She’s Beautiful When She’s Angry (2014)
The first documentary film to cover feminism’s second wave, She’s Beautiful When She’s Angry follows the activity of prominent US women’s activists in the years 1966–1971. Director Mary Dore covers the main concerns of the Women’s Liberation Movement (affordable childcare, reproductive health, sexuality, employment discrimination etc.), as well as showing the links between other contemporary movements in the United States, such as the Civil Rights movement, antiwar Movement, and the New Left. The movie does not shy away from the uglier aspects of the movement, discussing the divisions of race, class, and homophobia that ran rampant at the time. It is an important piece of work to show how women’s rights came to be in the United States, as well as looking at how we have progressed since then.
It’s a Girl: The Three Deadliest Words in the World (2012)
Evan Grae Davis
Taking over four years to shoot, It’s A Girl explores the tragic yet all too common practice of female infanticide: in short – the killing of a baby because it is a girl. The UN has estimated that up to 200 million females are «missing» today – killed, neglected or abandoned – as a result of an overwhelming preference for boys. The film looks primarily at China and India, predicted to be the countries with the worst rate of female infanticide. Director Evan Grae Davis attempts to link these countries’ high numbers with cultural and sociopolitical beliefs, suggesting that China’s one-child policy and India’s dowry system may have something to do with it. Aside from that, the film also looks at the chain reaction of poverty and human trafficking being a crucial factor in the eventual tragic killing or abandonment of baby girls.
No Woman, No Cry (2010)
Christy Turlington Burns
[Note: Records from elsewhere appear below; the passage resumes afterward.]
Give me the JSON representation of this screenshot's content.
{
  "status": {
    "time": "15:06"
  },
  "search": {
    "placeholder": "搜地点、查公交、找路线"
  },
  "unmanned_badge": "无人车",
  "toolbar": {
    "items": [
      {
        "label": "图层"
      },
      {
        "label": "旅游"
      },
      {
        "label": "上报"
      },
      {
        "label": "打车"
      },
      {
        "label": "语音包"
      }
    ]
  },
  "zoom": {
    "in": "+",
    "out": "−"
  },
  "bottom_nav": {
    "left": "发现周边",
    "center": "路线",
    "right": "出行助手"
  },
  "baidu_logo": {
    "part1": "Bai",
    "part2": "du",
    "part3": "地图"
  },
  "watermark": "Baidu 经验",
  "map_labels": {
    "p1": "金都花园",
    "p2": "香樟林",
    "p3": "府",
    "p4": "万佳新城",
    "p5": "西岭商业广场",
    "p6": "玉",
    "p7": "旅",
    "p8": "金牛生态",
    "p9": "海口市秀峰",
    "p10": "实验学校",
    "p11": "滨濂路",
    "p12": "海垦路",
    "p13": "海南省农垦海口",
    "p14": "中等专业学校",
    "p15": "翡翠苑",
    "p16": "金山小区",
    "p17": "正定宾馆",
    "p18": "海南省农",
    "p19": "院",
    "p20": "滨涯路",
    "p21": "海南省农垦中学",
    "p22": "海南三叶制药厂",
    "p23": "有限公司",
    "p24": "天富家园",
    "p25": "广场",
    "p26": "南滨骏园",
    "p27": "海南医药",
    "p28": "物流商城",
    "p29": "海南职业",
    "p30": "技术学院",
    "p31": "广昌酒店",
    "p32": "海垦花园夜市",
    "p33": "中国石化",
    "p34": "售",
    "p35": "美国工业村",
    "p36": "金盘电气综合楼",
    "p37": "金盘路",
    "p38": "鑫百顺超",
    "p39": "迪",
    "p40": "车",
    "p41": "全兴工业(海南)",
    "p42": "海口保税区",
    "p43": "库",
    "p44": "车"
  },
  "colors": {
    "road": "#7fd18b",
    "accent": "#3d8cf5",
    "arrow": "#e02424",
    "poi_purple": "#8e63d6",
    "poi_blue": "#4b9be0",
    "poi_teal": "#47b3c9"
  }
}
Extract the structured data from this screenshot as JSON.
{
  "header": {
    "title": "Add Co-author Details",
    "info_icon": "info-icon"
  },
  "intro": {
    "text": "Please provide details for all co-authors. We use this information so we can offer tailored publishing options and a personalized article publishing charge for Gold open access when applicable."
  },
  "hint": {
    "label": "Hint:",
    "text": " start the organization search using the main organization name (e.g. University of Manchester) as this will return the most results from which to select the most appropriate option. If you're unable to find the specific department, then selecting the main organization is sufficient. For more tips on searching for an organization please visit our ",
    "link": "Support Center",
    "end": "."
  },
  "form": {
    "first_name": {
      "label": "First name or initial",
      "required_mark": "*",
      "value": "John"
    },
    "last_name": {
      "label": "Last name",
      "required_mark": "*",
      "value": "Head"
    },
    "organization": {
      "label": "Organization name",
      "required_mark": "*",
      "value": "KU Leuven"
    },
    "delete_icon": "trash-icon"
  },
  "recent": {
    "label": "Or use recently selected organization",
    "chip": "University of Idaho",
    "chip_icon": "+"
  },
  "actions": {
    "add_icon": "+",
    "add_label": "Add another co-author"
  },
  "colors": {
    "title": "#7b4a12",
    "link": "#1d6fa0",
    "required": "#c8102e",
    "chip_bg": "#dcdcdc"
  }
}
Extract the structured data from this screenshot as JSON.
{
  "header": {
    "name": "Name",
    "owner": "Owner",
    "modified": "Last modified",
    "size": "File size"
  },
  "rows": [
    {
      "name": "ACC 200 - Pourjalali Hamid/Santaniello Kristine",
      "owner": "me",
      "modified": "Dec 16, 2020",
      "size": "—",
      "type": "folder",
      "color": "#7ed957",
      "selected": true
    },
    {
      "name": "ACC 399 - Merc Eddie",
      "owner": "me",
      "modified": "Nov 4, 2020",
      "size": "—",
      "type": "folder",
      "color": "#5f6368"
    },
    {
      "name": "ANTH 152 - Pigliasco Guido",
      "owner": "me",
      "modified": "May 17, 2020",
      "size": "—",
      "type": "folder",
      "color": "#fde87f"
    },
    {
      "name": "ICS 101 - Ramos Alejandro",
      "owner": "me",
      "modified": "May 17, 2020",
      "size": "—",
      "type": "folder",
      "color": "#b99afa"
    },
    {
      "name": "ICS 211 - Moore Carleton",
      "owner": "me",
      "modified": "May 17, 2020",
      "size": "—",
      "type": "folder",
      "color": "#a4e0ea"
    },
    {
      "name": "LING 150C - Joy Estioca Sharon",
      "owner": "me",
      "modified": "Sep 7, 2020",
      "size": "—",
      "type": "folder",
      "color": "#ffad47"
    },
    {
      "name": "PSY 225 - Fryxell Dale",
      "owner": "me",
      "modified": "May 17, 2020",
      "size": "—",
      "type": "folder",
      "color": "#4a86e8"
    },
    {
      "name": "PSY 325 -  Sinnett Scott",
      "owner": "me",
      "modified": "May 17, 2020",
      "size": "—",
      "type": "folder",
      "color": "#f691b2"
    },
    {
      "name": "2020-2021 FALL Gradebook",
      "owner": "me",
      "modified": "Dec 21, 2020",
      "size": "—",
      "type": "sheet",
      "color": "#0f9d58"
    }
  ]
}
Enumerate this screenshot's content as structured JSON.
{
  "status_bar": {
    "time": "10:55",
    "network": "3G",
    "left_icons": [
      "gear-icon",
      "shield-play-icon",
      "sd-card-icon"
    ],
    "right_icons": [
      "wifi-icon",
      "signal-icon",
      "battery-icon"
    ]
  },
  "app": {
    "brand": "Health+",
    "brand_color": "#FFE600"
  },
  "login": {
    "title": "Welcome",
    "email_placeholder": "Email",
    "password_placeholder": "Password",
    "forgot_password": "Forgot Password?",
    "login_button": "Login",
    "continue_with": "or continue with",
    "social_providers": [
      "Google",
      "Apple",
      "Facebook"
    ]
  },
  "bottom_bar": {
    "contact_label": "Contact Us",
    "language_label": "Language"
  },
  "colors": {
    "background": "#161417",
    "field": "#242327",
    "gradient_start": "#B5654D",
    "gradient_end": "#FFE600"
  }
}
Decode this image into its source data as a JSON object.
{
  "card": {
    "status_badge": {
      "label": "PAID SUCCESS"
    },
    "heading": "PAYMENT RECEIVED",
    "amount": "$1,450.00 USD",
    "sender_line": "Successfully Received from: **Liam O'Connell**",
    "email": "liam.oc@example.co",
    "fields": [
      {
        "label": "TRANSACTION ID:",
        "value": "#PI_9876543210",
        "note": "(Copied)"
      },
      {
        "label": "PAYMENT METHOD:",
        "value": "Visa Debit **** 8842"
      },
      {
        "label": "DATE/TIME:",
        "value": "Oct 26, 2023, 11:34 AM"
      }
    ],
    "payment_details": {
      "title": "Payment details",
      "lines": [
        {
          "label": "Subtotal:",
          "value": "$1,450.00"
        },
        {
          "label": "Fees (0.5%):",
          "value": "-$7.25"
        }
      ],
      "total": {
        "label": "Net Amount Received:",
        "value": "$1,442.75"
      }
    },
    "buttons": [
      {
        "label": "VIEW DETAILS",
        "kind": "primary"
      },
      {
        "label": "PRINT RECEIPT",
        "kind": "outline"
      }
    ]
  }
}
Across the world, a woman dies every minute from complications in childbirth. Even more harrowingly, 90% of these complications are preventable. In her first documentary, director Christy Turlington Burns explores polarizing experiences of pregnancy and childbirth across the world. Using her own story, she interpolates it with the accounts of four pregnant women and caregivers from Tanzania, Bangladesh, Guatemala and Florida. The film follows the highs and lows of each woman’s journey: exploring sensitive topics such as underfunded healthcare, unsuccessful abortions and deviance from cultural norms. Intimate, desperate but overwhelmingly inspiring No Woman, No Cry leaves its audience with an emphatic message: ‘Every mother counts.’
Tamara Kotevska and Ljubomir Stefanov
Originally intended as a short film about the people and landscapes surrounding the Bregalnica River in North Macedonia, the project’s trajectory changed after having met beekeeper Hatidže Muratova. Muratova is one of the last remaining keepers of wild bees in Europe, and earns her living by selling her bees’ honey in the capital Skopje – four hours away from her own village. Co-directors Tamara Kotevska and Ljubomir Stefanov were enthralled by her story, and began to focus their project more closely on her, her life, and her village. The film follows the arrival of a nomadic rancher to the town, and his desire to create a more lucrative business model for selling honey. Without giving away the end result, Honeyland uses Muratova as a conduit to expand on wider, more universal themes of climate change, consumerism, and the relationship between humans and nature to name a few.
For more documentaries about extraordinary women from around the world, see our POLO Stories films.